Top of RECORDED DATA

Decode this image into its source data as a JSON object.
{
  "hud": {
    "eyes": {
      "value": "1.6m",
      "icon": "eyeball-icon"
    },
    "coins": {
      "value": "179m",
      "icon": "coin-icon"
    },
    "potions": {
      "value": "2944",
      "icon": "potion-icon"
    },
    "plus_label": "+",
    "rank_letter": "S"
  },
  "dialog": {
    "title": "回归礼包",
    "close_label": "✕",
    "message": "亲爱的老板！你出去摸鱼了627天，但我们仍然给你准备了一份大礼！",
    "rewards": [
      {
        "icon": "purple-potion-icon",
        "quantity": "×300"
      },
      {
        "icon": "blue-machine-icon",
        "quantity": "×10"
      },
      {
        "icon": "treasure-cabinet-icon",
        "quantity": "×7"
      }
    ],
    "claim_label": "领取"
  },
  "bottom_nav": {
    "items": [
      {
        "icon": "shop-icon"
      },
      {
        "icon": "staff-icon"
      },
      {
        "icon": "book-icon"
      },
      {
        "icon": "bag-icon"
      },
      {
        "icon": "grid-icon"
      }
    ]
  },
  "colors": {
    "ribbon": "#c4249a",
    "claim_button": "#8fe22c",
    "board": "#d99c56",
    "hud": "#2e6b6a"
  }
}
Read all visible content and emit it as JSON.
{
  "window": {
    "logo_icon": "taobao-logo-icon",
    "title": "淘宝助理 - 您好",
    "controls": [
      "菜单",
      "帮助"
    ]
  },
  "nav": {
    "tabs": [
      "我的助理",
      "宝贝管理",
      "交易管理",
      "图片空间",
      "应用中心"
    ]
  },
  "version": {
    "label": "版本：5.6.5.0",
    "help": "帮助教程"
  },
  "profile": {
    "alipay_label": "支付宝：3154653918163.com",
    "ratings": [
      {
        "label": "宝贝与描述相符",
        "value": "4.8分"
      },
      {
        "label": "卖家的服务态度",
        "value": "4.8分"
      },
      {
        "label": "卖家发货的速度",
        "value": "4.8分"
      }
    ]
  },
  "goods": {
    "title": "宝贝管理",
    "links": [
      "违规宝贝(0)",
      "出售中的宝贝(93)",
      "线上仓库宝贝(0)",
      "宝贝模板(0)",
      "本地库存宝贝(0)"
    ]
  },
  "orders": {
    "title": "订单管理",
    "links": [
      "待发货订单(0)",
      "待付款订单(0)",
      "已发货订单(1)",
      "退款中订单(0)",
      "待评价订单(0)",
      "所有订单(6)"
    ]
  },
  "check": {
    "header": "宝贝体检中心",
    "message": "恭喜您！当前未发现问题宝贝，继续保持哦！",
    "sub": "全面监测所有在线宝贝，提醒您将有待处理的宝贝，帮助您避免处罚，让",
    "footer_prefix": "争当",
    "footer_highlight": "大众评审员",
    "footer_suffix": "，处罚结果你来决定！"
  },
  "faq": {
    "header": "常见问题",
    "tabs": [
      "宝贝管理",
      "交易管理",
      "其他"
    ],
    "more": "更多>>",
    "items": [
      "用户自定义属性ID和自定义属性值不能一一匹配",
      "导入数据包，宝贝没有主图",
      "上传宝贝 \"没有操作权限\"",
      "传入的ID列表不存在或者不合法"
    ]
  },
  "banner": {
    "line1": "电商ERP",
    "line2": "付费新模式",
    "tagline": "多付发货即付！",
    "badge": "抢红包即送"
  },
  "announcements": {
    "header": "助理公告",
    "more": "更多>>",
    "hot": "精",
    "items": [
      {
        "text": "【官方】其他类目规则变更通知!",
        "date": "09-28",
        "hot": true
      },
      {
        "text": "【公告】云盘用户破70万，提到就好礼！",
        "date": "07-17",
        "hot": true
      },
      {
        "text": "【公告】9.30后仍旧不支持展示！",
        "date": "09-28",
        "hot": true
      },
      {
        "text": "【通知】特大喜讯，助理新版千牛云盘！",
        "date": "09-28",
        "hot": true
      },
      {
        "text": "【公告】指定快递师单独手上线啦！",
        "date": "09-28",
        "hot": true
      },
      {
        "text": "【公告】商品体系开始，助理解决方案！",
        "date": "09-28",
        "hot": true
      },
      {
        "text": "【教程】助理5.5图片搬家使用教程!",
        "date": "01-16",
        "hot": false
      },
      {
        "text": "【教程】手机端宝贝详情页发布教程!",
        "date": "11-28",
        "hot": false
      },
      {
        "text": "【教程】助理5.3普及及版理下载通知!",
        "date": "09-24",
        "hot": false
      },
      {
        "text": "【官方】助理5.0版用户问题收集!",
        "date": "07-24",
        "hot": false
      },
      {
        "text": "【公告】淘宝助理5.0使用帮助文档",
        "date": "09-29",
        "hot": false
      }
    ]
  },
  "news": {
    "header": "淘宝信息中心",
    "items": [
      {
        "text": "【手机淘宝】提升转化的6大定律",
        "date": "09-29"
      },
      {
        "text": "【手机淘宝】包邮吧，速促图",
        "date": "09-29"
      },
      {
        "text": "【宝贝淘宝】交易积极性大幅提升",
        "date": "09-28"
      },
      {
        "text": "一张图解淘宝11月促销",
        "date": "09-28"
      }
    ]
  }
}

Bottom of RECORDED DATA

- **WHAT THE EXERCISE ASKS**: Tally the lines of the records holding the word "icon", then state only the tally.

- **WRITTEN ANSWER**: 12